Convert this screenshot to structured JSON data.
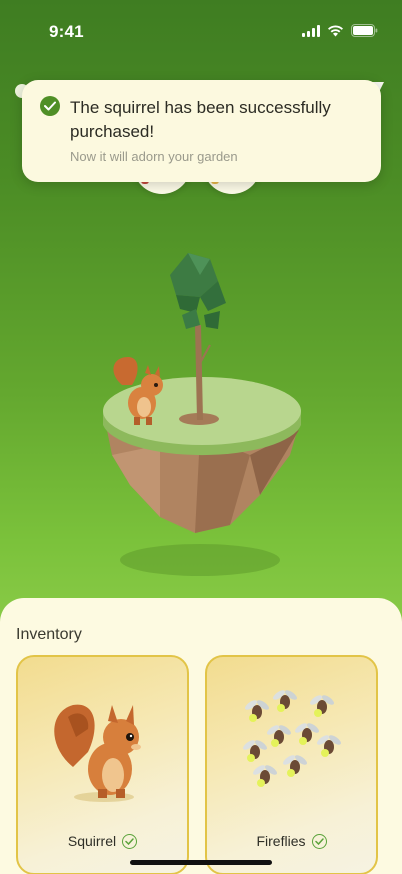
{
  "status_bar": {
    "time": "9:41",
    "icons": [
      "signal-icon",
      "wifi-icon",
      "battery-icon"
    ]
  },
  "toast": {
    "icon": "check-circle-icon",
    "title": "The squirrel has been successfully purchased!",
    "subtitle": "Now it will adorn your garden"
  },
  "scene": {
    "items": [
      "squirrel",
      "tree",
      "floating-island"
    ]
  },
  "inventory": {
    "title": "Inventory",
    "items": [
      {
        "label": "Squirrel",
        "owned": true,
        "icon": "check-icon"
      },
      {
        "label": "Fireflies",
        "owned": true,
        "icon": "check-icon"
      }
    ]
  },
  "colors": {
    "background_top": "#3f7d22",
    "background_bottom": "#87c945",
    "sheet": "#fdfae1",
    "card_border": "#e2c447",
    "accent_green": "#4f8f26"
  }
}
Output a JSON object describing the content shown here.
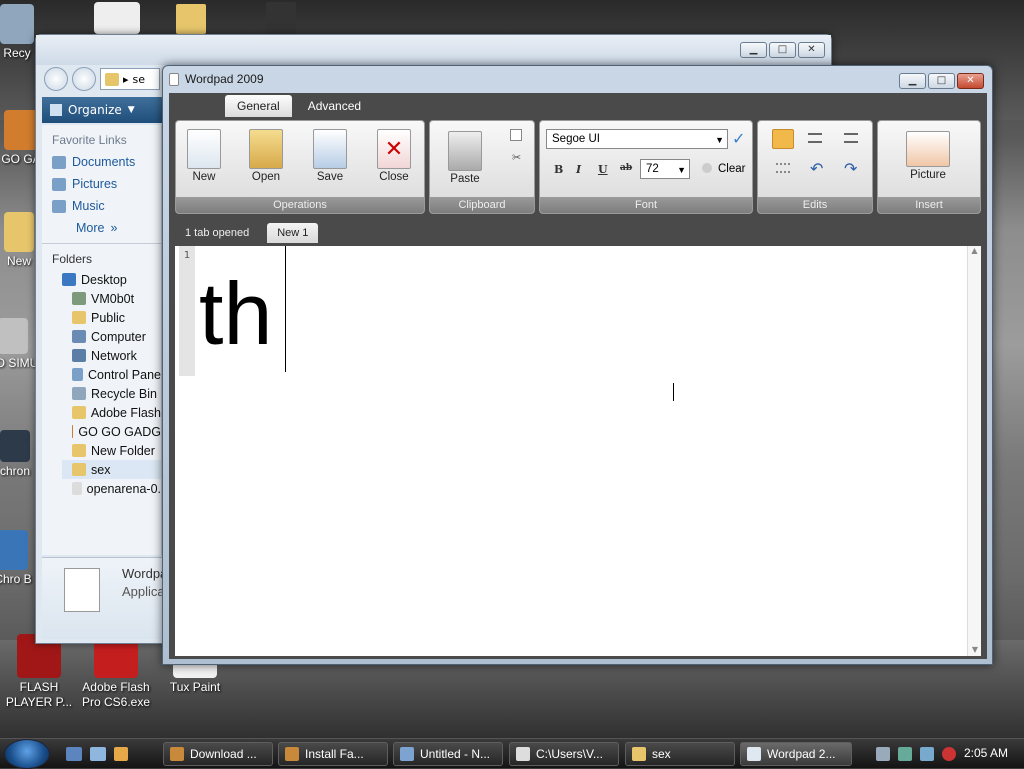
{
  "desktop_icons": [
    {
      "label": "Recy",
      "color": "#8fa6bd"
    },
    {
      "label": "GO GA",
      "color": "#d27d2d"
    },
    {
      "label": "New",
      "color": "#e7c66b"
    },
    {
      "label": "BO SIMU",
      "color": "#c0c0c0"
    },
    {
      "label": "chron",
      "color": "#2d3a4a"
    },
    {
      "label": "Chro B",
      "color": "#3a75b7"
    },
    {
      "label": "FLASH PLAYER P...",
      "color": "#a11717"
    },
    {
      "label": "Adobe Flash Pro CS6.exe",
      "color": "#c41e1e"
    },
    {
      "label": "Tux Paint",
      "color": "#f2f2f2"
    }
  ],
  "explorer": {
    "addr": "se",
    "toolbar": {
      "organize": "Organize"
    },
    "favorite_links_header": "Favorite Links",
    "favorites": [
      "Documents",
      "Pictures",
      "Music"
    ],
    "more": "More",
    "folders_header": "Folders",
    "tree": [
      {
        "label": "Desktop",
        "color": "#3a78c2",
        "indent": 0
      },
      {
        "label": "VM0b0t",
        "color": "#7d9a7a",
        "indent": 1
      },
      {
        "label": "Public",
        "color": "#e7c66b",
        "indent": 1
      },
      {
        "label": "Computer",
        "color": "#6a8cb4",
        "indent": 1
      },
      {
        "label": "Network",
        "color": "#5a7ea6",
        "indent": 1
      },
      {
        "label": "Control Pane",
        "color": "#7aa0c8",
        "indent": 1
      },
      {
        "label": "Recycle Bin",
        "color": "#8fa6bd",
        "indent": 1
      },
      {
        "label": "Adobe Flash",
        "color": "#e7c66b",
        "indent": 1
      },
      {
        "label": "GO GO GADG",
        "color": "#d27d2d",
        "indent": 1
      },
      {
        "label": "New Folder",
        "color": "#e7c66b",
        "indent": 1
      },
      {
        "label": "sex",
        "color": "#e7c66b",
        "indent": 1
      },
      {
        "label": "openarena-0.",
        "color": "#dcdcdc",
        "indent": 1
      }
    ],
    "details": {
      "name": "Wordpad",
      "type": "Applica"
    }
  },
  "wordpad": {
    "title": "Wordpad 2009",
    "tabs": [
      "General",
      "Advanced"
    ],
    "groups": {
      "operations": {
        "label": "Operations",
        "new": "New",
        "open": "Open",
        "save": "Save",
        "close": "Close"
      },
      "clipboard": {
        "label": "Clipboard",
        "paste": "Paste"
      },
      "font": {
        "label": "Font",
        "font_name": "Segoe UI",
        "font_size": "72",
        "bold": "B",
        "italic": "I",
        "underline": "U",
        "strike": "ab",
        "clear": "Clear"
      },
      "edits": {
        "label": "Edits"
      },
      "insert": {
        "label": "Insert",
        "picture": "Picture"
      }
    },
    "tabs_opened": "1 tab opened",
    "doc_tab": "New 1",
    "line_number": "1",
    "document_text": "th"
  },
  "taskbar": {
    "items": [
      {
        "label": "Download ...",
        "color": "#c88a3a",
        "active": false
      },
      {
        "label": "Install Fa...",
        "color": "#c88a3a",
        "active": false
      },
      {
        "label": "Untitled - N...",
        "color": "#7da4d0",
        "active": false
      },
      {
        "label": "C:\\Users\\V...",
        "color": "#dddddd",
        "active": false
      },
      {
        "label": "sex",
        "color": "#e7c66b",
        "active": false
      },
      {
        "label": "Wordpad 2...",
        "color": "#dfe8f1",
        "active": true
      }
    ],
    "clock": "2:05 AM"
  }
}
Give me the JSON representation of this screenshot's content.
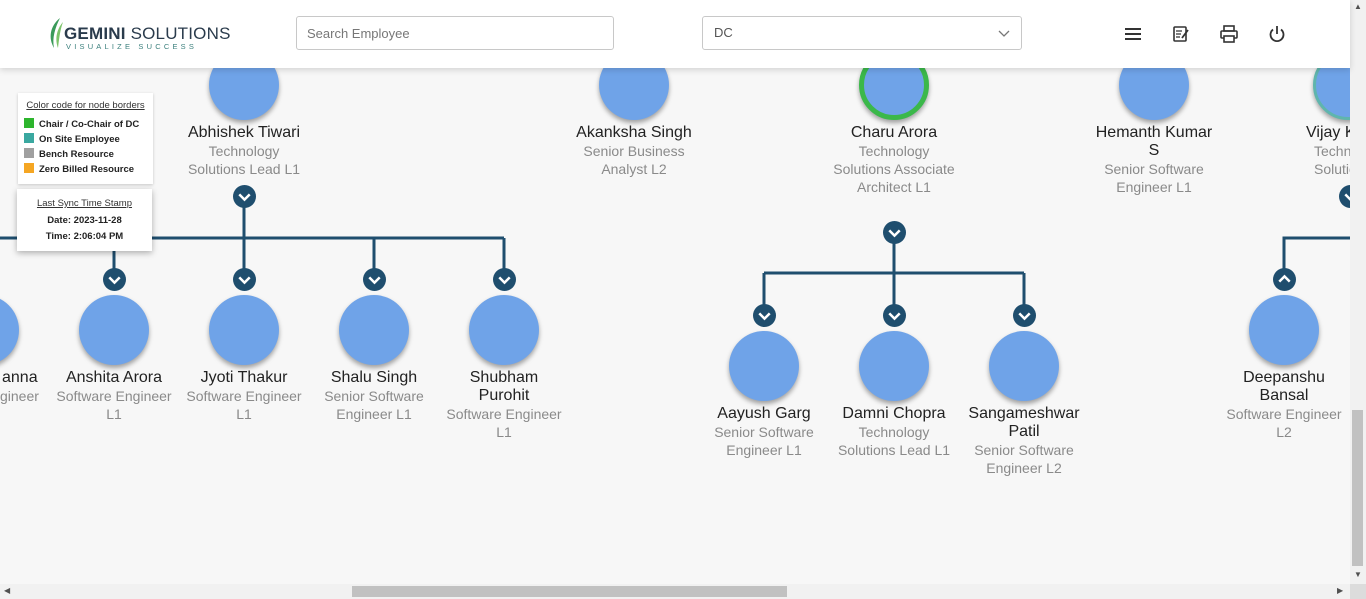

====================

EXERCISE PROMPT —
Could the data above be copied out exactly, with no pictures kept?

SOLUTION TO THIS TASK —
Convert this screenshot to structured JSON data.
{
  "status_bar": {
    "time": "9:41",
    "icons": [
      "signal-icon",
      "wifi-icon",
      "battery-icon"
    ]
  },
  "toast": {
    "icon": "check-circle-icon",
    "title": "The squirrel has been successfully purchased!",
    "subtitle": "Now it will adorn your garden"
  },
  "scene": {
    "items": [
      "squirrel",
      "tree",
      "floating-island"
    ]
  },
  "inventory": {
    "title": "Inventory",
    "items": [
      {
        "label": "Squirrel",
        "owned": true,
        "icon": "check-icon"
      },
      {
        "label": "Fireflies",
        "owned": true,
        "icon": "check-icon"
      }
    ]
  },
  "colors": {
    "background_top": "#3f7d22",
    "background_bottom": "#87c945",
    "sheet": "#fdfae1",
    "card_border": "#e2c447",
    "accent_green": "#4f8f26"
  }
}
Output a JSON object describing the content shown here.
{
  "desktop_icons": [
    {
      "label": "Recy",
      "color": "#8fa6bd"
    },
    {
      "label": "GO GA",
      "color": "#d27d2d"
    },
    {
      "label": "New",
      "color": "#e7c66b"
    },
    {
      "label": "BO SIMU",
      "color": "#c0c0c0"
    },
    {
      "label": "chron",
      "color": "#2d3a4a"
    },
    {
      "label": "Chro B",
      "color": "#3a75b7"
    },
    {
      "label": "FLASH PLAYER P...",
      "color": "#a11717"
    },
    {
      "label": "Adobe Flash Pro CS6.exe",
      "color": "#c41e1e"
    },
    {
      "label": "Tux Paint",
      "color": "#f2f2f2"
    }
  ],
  "explorer": {
    "addr": "se",
    "toolbar": {
      "organize": "Organize"
    },
    "favorite_links_header": "Favorite Links",
    "favorites": [
      "Documents",
      "Pictures",
      "Music"
    ],
    "more": "More",
    "folders_header": "Folders",
    "tree": [
      {
        "label": "Desktop",
        "color": "#3a78c2",
        "indent": 0
      },
      {
        "label": "VM0b0t",
        "color": "#7d9a7a",
        "indent": 1
      },
      {
        "label": "Public",
        "color": "#e7c66b",
        "indent": 1
      },
      {
        "label": "Computer",
        "color": "#6a8cb4",
        "indent": 1
      },
      {
        "label": "Network",
        "color": "#5a7ea6",
        "indent": 1
      },
      {
        "label": "Control Pane",
        "color": "#7aa0c8",
        "indent": 1
      },
      {
        "label": "Recycle Bin",
        "color": "#8fa6bd",
        "indent": 1
      },
      {
        "label": "Adobe Flash",
        "color": "#e7c66b",
        "indent": 1
      },
      {
        "label": "GO GO GADG",
        "color": "#d27d2d",
        "indent": 1
      },
      {
        "label": "New Folder",
        "color": "#e7c66b",
        "indent": 1
      },
      {
        "label": "sex",
        "color": "#e7c66b",
        "indent": 1
      },
      {
        "label": "openarena-0.",
        "color": "#dcdcdc",
        "indent": 1
      }
    ],
    "details": {
      "name": "Wordpad",
      "type": "Applica"
    }
  },
  "wordpad": {
    "title": "Wordpad 2009",
    "tabs": [
      "General",
      "Advanced"
    ],
    "groups": {
      "operations": {
        "label": "Operations",
        "new": "New",
        "open": "Open",
        "save": "Save",
        "close": "Close"
      },
      "clipboard": {
        "label": "Clipboard",
        "paste": "Paste"
      },
      "font": {
        "label": "Font",
        "font_name": "Segoe UI",
        "font_size": "72",
        "bold": "B",
        "italic": "I",
        "underline": "U",
        "strike": "ab",
        "clear": "Clear"
      },
      "edits": {
        "label": "Edits"
      },
      "insert": {
        "label": "Insert",
        "picture": "Picture"
      }
    },
    "tabs_opened": "1 tab opened",
    "doc_tab": "New 1",
    "line_number": "1",
    "document_text": "th"
  },
  "taskbar": {
    "items": [
      {
        "label": "Download ...",
        "color": "#c88a3a",
        "active": false
      },
      {
        "label": "Install Fa...",
        "color": "#c88a3a",
        "active": false
      },
      {
        "label": "Untitled - N...",
        "color": "#7da4d0",
        "active": false
      },
      {
        "label": "C:\\Users\\V...",
        "color": "#dddddd",
        "active": false
      },
      {
        "label": "sex",
        "color": "#e7c66b",
        "active": false
      },
      {
        "label": "Wordpad 2...",
        "color": "#dfe8f1",
        "active": true
      }
    ],
    "clock": "2:05 AM"
  }
}
Give me the JSON representation of this screenshot's content.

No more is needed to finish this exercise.